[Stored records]

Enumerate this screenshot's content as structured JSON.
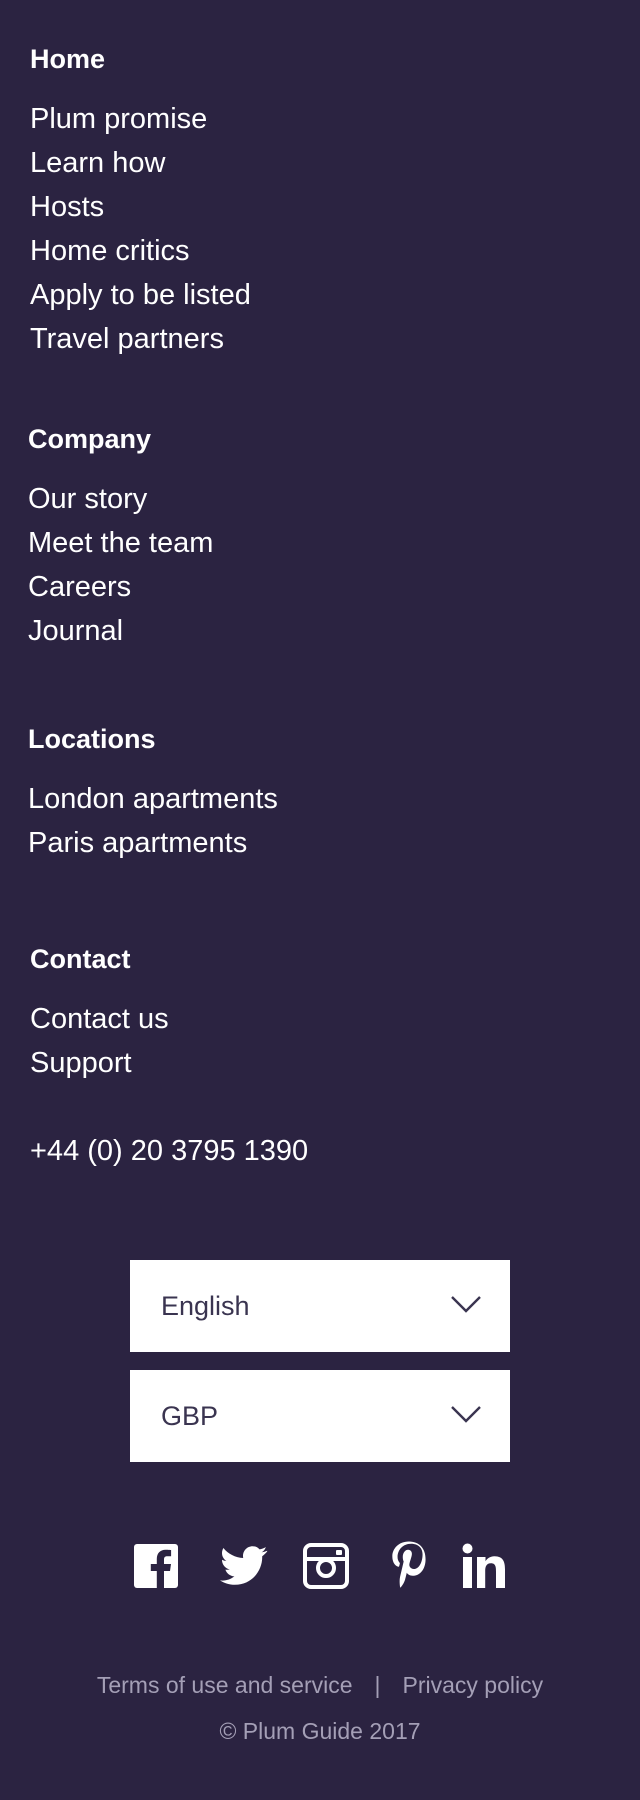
{
  "footer": {
    "home": {
      "title": "Home",
      "items": [
        "Plum promise",
        "Learn how",
        "Hosts",
        "Home critics",
        "Apply to be listed",
        "Travel partners"
      ]
    },
    "company": {
      "title": "Company",
      "items": [
        "Our story",
        "Meet the team",
        "Careers",
        "Journal"
      ]
    },
    "locations": {
      "title": "Locations",
      "items": [
        "London apartments",
        "Paris apartments"
      ]
    },
    "contact": {
      "title": "Contact",
      "items": [
        "Contact us",
        "Support"
      ],
      "phone": "+44 (0) 20 3795 1390"
    },
    "language_select": {
      "value": "English",
      "icon": "chevron-down-icon"
    },
    "currency_select": {
      "value": "GBP",
      "icon": "chevron-down-icon"
    },
    "social": [
      "facebook-icon",
      "twitter-icon",
      "instagram-icon",
      "pinterest-icon",
      "linkedin-icon"
    ],
    "legal": {
      "terms": "Terms of use and service",
      "separator": "|",
      "privacy": "Privacy policy",
      "copyright": "© Plum Guide 2017"
    },
    "colors": {
      "background": "#2b2341",
      "text": "#ffffff",
      "muted": "#a49fb6"
    }
  }
}
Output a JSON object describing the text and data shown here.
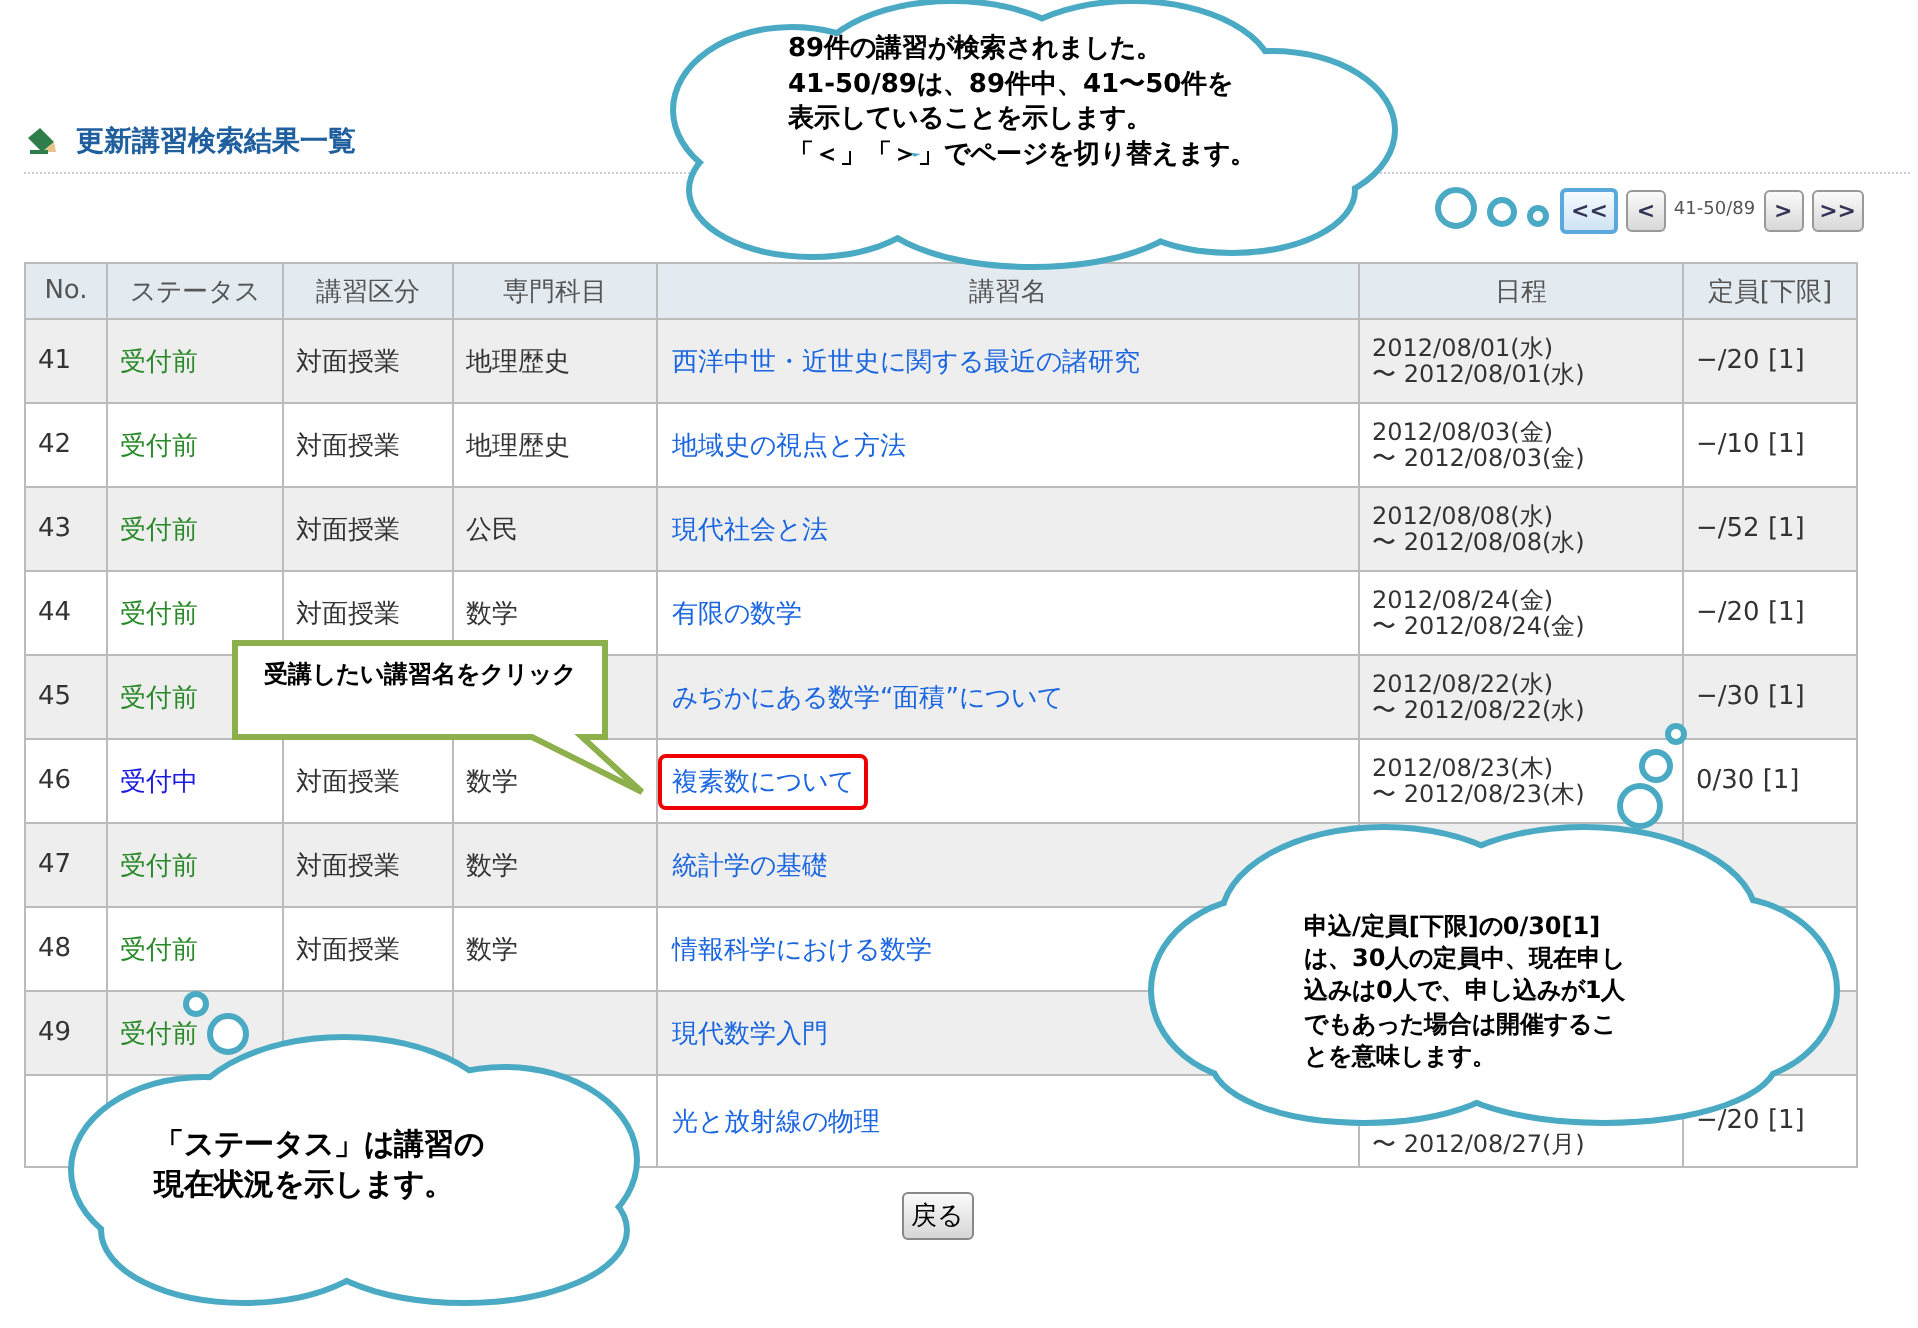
{
  "page": {
    "title": "更新講習検索結果一覧"
  },
  "pager": {
    "before": [
      {
        "label": "<<",
        "highlighted": true
      },
      {
        "label": "<",
        "highlighted": false
      }
    ],
    "range": "41-50/89",
    "after": [
      {
        "label": ">",
        "highlighted": false
      },
      {
        "label": ">>",
        "highlighted": false
      }
    ]
  },
  "table": {
    "columns": [
      "No.",
      "ステータス",
      "講習区分",
      "専門科目",
      "講習名",
      "日程",
      "定員[下限]"
    ],
    "rows": [
      {
        "no": "41",
        "status": {
          "text": "受付前",
          "color": "#2a8a2a"
        },
        "type": "対面授業",
        "subject": "地理歴史",
        "name": "西洋中世・近世史に関する最近の諸研究",
        "highlighted": false,
        "date": [
          "2012/08/01(水)",
          "〜 2012/08/01(水)"
        ],
        "capacity": "−/20 [1]"
      },
      {
        "no": "42",
        "status": {
          "text": "受付前",
          "color": "#2a8a2a"
        },
        "type": "対面授業",
        "subject": "地理歴史",
        "name": "地域史の視点と方法",
        "highlighted": false,
        "date": [
          "2012/08/03(金)",
          "〜 2012/08/03(金)"
        ],
        "capacity": "−/10 [1]"
      },
      {
        "no": "43",
        "status": {
          "text": "受付前",
          "color": "#2a8a2a"
        },
        "type": "対面授業",
        "subject": "公民",
        "name": "現代社会と法",
        "highlighted": false,
        "date": [
          "2012/08/08(水)",
          "〜 2012/08/08(水)"
        ],
        "capacity": "−/52 [1]"
      },
      {
        "no": "44",
        "status": {
          "text": "受付前",
          "color": "#2a8a2a"
        },
        "type": "対面授業",
        "subject": "数学",
        "name": "有限の数学",
        "highlighted": false,
        "date": [
          "2012/08/24(金)",
          "〜 2012/08/24(金)"
        ],
        "capacity": "−/20 [1]"
      },
      {
        "no": "45",
        "status": {
          "text": "受付前",
          "color": "#2a8a2a"
        },
        "name": "みぢかにある数学“面積”について",
        "highlighted": false,
        "date": [
          "2012/08/22(水)",
          "〜 2012/08/22(水)"
        ],
        "capacity": "−/30 [1]"
      },
      {
        "no": "46",
        "status": {
          "text": "受付中",
          "color": "#1a1ae0"
        },
        "type": "対面授業",
        "subject": "数学",
        "name": "複素数について",
        "highlighted": true,
        "date": [
          "2012/08/23(木)",
          "〜 2012/08/23(木)"
        ],
        "capacity": "0/30 [1]"
      },
      {
        "no": "47",
        "status": {
          "text": "受付前",
          "color": "#2a8a2a"
        },
        "type": "対面授業",
        "subject": "数学",
        "name": "統計学の基礎",
        "highlighted": false
      },
      {
        "no": "48",
        "status": {
          "text": "受付前",
          "color": "#2a8a2a"
        },
        "type": "対面授業",
        "subject": "数学",
        "name": "情報科学における数学",
        "highlighted": false
      },
      {
        "no": "49",
        "status": {
          "text": "受付前",
          "color": "#2a8a2a"
        },
        "name": "現代数学入門",
        "highlighted": false
      },
      {
        "name": "光と放射線の物理",
        "highlighted": false,
        "date": [
          "〜 2012/08/27(月)"
        ],
        "capacity": "−/20 [1]"
      }
    ]
  },
  "back_button": "戻る",
  "annotations": [
    {
      "kind": "cloud",
      "lines": [
        "89件の講習が検索されました。",
        "41-50/89は、89件中、41〜50件を",
        "表示していることを示します。",
        "「＜」「＞」でページを切り替えます。"
      ]
    },
    {
      "kind": "box",
      "lines": [
        "受講したい講習名をクリック"
      ]
    },
    {
      "kind": "cloud",
      "lines": [
        "申込/定員[下限]の0/30[1]",
        "は、30人の定員中、現在申し",
        "込みは0人で、申し込みが1人",
        "でもあった場合は開催するこ",
        "とを意味します。"
      ]
    },
    {
      "kind": "cloud",
      "lines": [
        "「ステータス」は講習の",
        "現在状況を示します。"
      ]
    }
  ]
}
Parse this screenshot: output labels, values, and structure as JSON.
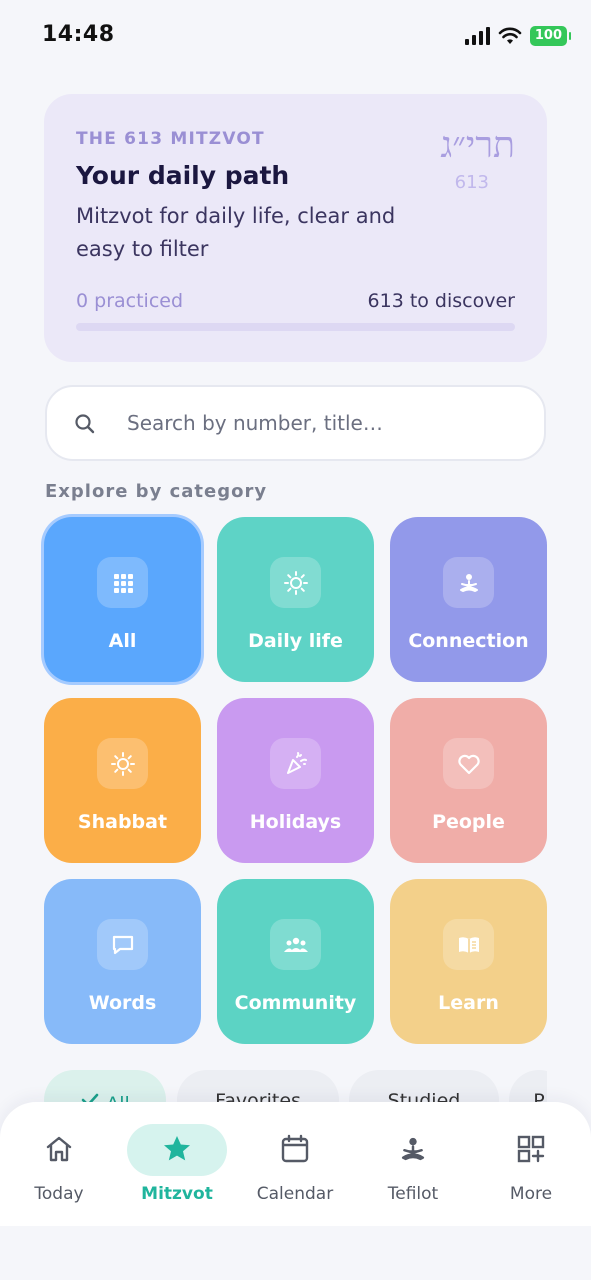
{
  "status_bar": {
    "time": "14:48",
    "battery": "100"
  },
  "hero": {
    "eyebrow": "THE 613 MITZVOT",
    "title": "Your daily path",
    "subtitle": "Mitzvot for daily life, clear and easy to filter",
    "hebrew": "תרי״ג",
    "count": "613",
    "practiced": "0 practiced",
    "to_discover": "613 to discover",
    "progress_fraction": 0
  },
  "search": {
    "placeholder": "Search by number, title…"
  },
  "section_label": "Explore by category",
  "categories": [
    {
      "label": "All",
      "icon": "grid-icon",
      "color": "#5aa7fd",
      "selected": true
    },
    {
      "label": "Daily life",
      "icon": "sun-icon",
      "color": "#5ed3c6"
    },
    {
      "label": "Connection",
      "icon": "meditation-icon",
      "color": "#9299ea"
    },
    {
      "label": "Shabbat",
      "icon": "sun-icon",
      "color": "#fbae48"
    },
    {
      "label": "Holidays",
      "icon": "party-icon",
      "color": "#c99af0"
    },
    {
      "label": "People",
      "icon": "heart-icon",
      "color": "#f0ada8"
    },
    {
      "label": "Words",
      "icon": "chat-icon",
      "color": "#87baf9"
    },
    {
      "label": "Community",
      "icon": "group-icon",
      "color": "#5cd3c4"
    },
    {
      "label": "Learn",
      "icon": "book-icon",
      "color": "#f3d08a"
    }
  ],
  "chips": [
    {
      "label": "All",
      "active": true
    },
    {
      "label": "Favorites"
    },
    {
      "label": "Studied"
    },
    {
      "label": "P"
    }
  ],
  "nav": [
    {
      "label": "Today",
      "icon": "home-icon"
    },
    {
      "label": "Mitzvot",
      "icon": "star-icon",
      "active": true
    },
    {
      "label": "Calendar",
      "icon": "calendar-icon"
    },
    {
      "label": "Tefilot",
      "icon": "meditation-icon"
    },
    {
      "label": "More",
      "icon": "grid-plus-icon"
    }
  ],
  "colors": {
    "accent": "#20b59d",
    "hero_bg": "#ebe8f8",
    "hero_accent": "#9a8fd4"
  }
}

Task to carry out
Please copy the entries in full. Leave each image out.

Result of this task
Enumerate this screenshot's content as structured JSON.
{
  "footer": {
    "home": {
      "title": "Home",
      "items": [
        "Plum promise",
        "Learn how",
        "Hosts",
        "Home critics",
        "Apply to be listed",
        "Travel partners"
      ]
    },
    "company": {
      "title": "Company",
      "items": [
        "Our story",
        "Meet the team",
        "Careers",
        "Journal"
      ]
    },
    "locations": {
      "title": "Locations",
      "items": [
        "London apartments",
        "Paris apartments"
      ]
    },
    "contact": {
      "title": "Contact",
      "items": [
        "Contact us",
        "Support"
      ],
      "phone": "+44 (0) 20 3795 1390"
    },
    "language_select": {
      "value": "English",
      "icon": "chevron-down-icon"
    },
    "currency_select": {
      "value": "GBP",
      "icon": "chevron-down-icon"
    },
    "social": [
      "facebook-icon",
      "twitter-icon",
      "instagram-icon",
      "pinterest-icon",
      "linkedin-icon"
    ],
    "legal": {
      "terms": "Terms of use and service",
      "separator": "|",
      "privacy": "Privacy policy",
      "copyright": "© Plum Guide 2017"
    },
    "colors": {
      "background": "#2b2341",
      "text": "#ffffff",
      "muted": "#a49fb6"
    }
  }
}
Output a JSON object describing the text and data shown here.
{
  "page": {
    "title": "更新講習検索結果一覧"
  },
  "pager": {
    "before": [
      {
        "label": "<<",
        "highlighted": true
      },
      {
        "label": "<",
        "highlighted": false
      }
    ],
    "range": "41-50/89",
    "after": [
      {
        "label": ">",
        "highlighted": false
      },
      {
        "label": ">>",
        "highlighted": false
      }
    ]
  },
  "table": {
    "columns": [
      "No.",
      "ステータス",
      "講習区分",
      "専門科目",
      "講習名",
      "日程",
      "定員[下限]"
    ],
    "rows": [
      {
        "no": "41",
        "status": {
          "text": "受付前",
          "color": "#2a8a2a"
        },
        "type": "対面授業",
        "subject": "地理歴史",
        "name": "西洋中世・近世史に関する最近の諸研究",
        "highlighted": false,
        "date": [
          "2012/08/01(水)",
          "〜 2012/08/01(水)"
        ],
        "capacity": "−/20 [1]"
      },
      {
        "no": "42",
        "status": {
          "text": "受付前",
          "color": "#2a8a2a"
        },
        "type": "対面授業",
        "subject": "地理歴史",
        "name": "地域史の視点と方法",
        "highlighted": false,
        "date": [
          "2012/08/03(金)",
          "〜 2012/08/03(金)"
        ],
        "capacity": "−/10 [1]"
      },
      {
        "no": "43",
        "status": {
          "text": "受付前",
          "color": "#2a8a2a"
        },
        "type": "対面授業",
        "subject": "公民",
        "name": "現代社会と法",
        "highlighted": false,
        "date": [
          "2012/08/08(水)",
          "〜 2012/08/08(水)"
        ],
        "capacity": "−/52 [1]"
      },
      {
        "no": "44",
        "status": {
          "text": "受付前",
          "color": "#2a8a2a"
        },
        "type": "対面授業",
        "subject": "数学",
        "name": "有限の数学",
        "highlighted": false,
        "date": [
          "2012/08/24(金)",
          "〜 2012/08/24(金)"
        ],
        "capacity": "−/20 [1]"
      },
      {
        "no": "45",
        "status": {
          "text": "受付前",
          "color": "#2a8a2a"
        },
        "name": "みぢかにある数学“面積”について",
        "highlighted": false,
        "date": [
          "2012/08/22(水)",
          "〜 2012/08/22(水)"
        ],
        "capacity": "−/30 [1]"
      },
      {
        "no": "46",
        "status": {
          "text": "受付中",
          "color": "#1a1ae0"
        },
        "type": "対面授業",
        "subject": "数学",
        "name": "複素数について",
        "highlighted": true,
        "date": [
          "2012/08/23(木)",
          "〜 2012/08/23(木)"
        ],
        "capacity": "0/30 [1]"
      },
      {
        "no": "47",
        "status": {
          "text": "受付前",
          "color": "#2a8a2a"
        },
        "type": "対面授業",
        "subject": "数学",
        "name": "統計学の基礎",
        "highlighted": false
      },
      {
        "no": "48",
        "status": {
          "text": "受付前",
          "color": "#2a8a2a"
        },
        "type": "対面授業",
        "subject": "数学",
        "name": "情報科学における数学",
        "highlighted": false
      },
      {
        "no": "49",
        "status": {
          "text": "受付前",
          "color": "#2a8a2a"
        },
        "name": "現代数学入門",
        "highlighted": false
      },
      {
        "name": "光と放射線の物理",
        "highlighted": false,
        "date": [
          "〜 2012/08/27(月)"
        ],
        "capacity": "−/20 [1]"
      }
    ]
  },
  "back_button": "戻る",
  "annotations": [
    {
      "kind": "cloud",
      "lines": [
        "89件の講習が検索されました。",
        "41-50/89は、89件中、41〜50件を",
        "表示していることを示します。",
        "「＜」「＞」でページを切り替えます。"
      ]
    },
    {
      "kind": "box",
      "lines": [
        "受講したい講習名をクリック"
      ]
    },
    {
      "kind": "cloud",
      "lines": [
        "申込/定員[下限]の0/30[1]",
        "は、30人の定員中、現在申し",
        "込みは0人で、申し込みが1人",
        "でもあった場合は開催するこ",
        "とを意味します。"
      ]
    },
    {
      "kind": "cloud",
      "lines": [
        "「ステータス」は講習の",
        "現在状況を示します。"
      ]
    }
  ]
}
Parse this screenshot: output labels, values, and structure as JSON.
{
  "status_bar": {
    "time": "14:48",
    "battery": "100"
  },
  "hero": {
    "eyebrow": "THE 613 MITZVOT",
    "title": "Your daily path",
    "subtitle": "Mitzvot for daily life, clear and easy to filter",
    "hebrew": "תרי״ג",
    "count": "613",
    "practiced": "0 practiced",
    "to_discover": "613 to discover",
    "progress_fraction": 0
  },
  "search": {
    "placeholder": "Search by number, title…"
  },
  "section_label": "Explore by category",
  "categories": [
    {
      "label": "All",
      "icon": "grid-icon",
      "color": "#5aa7fd",
      "selected": true
    },
    {
      "label": "Daily life",
      "icon": "sun-icon",
      "color": "#5ed3c6"
    },
    {
      "label": "Connection",
      "icon": "meditation-icon",
      "color": "#9299ea"
    },
    {
      "label": "Shabbat",
      "icon": "sun-icon",
      "color": "#fbae48"
    },
    {
      "label": "Holidays",
      "icon": "party-icon",
      "color": "#c99af0"
    },
    {
      "label": "People",
      "icon": "heart-icon",
      "color": "#f0ada8"
    },
    {
      "label": "Words",
      "icon": "chat-icon",
      "color": "#87baf9"
    },
    {
      "label": "Community",
      "icon": "group-icon",
      "color": "#5cd3c4"
    },
    {
      "label": "Learn",
      "icon": "book-icon",
      "color": "#f3d08a"
    }
  ],
  "chips": [
    {
      "label": "All",
      "active": true
    },
    {
      "label": "Favorites"
    },
    {
      "label": "Studied"
    },
    {
      "label": "P"
    }
  ],
  "nav": [
    {
      "label": "Today",
      "icon": "home-icon"
    },
    {
      "label": "Mitzvot",
      "icon": "star-icon",
      "active": true
    },
    {
      "label": "Calendar",
      "icon": "calendar-icon"
    },
    {
      "label": "Tefilot",
      "icon": "meditation-icon"
    },
    {
      "label": "More",
      "icon": "grid-plus-icon"
    }
  ],
  "colors": {
    "accent": "#20b59d",
    "hero_bg": "#ebe8f8",
    "hero_accent": "#9a8fd4"
  }
}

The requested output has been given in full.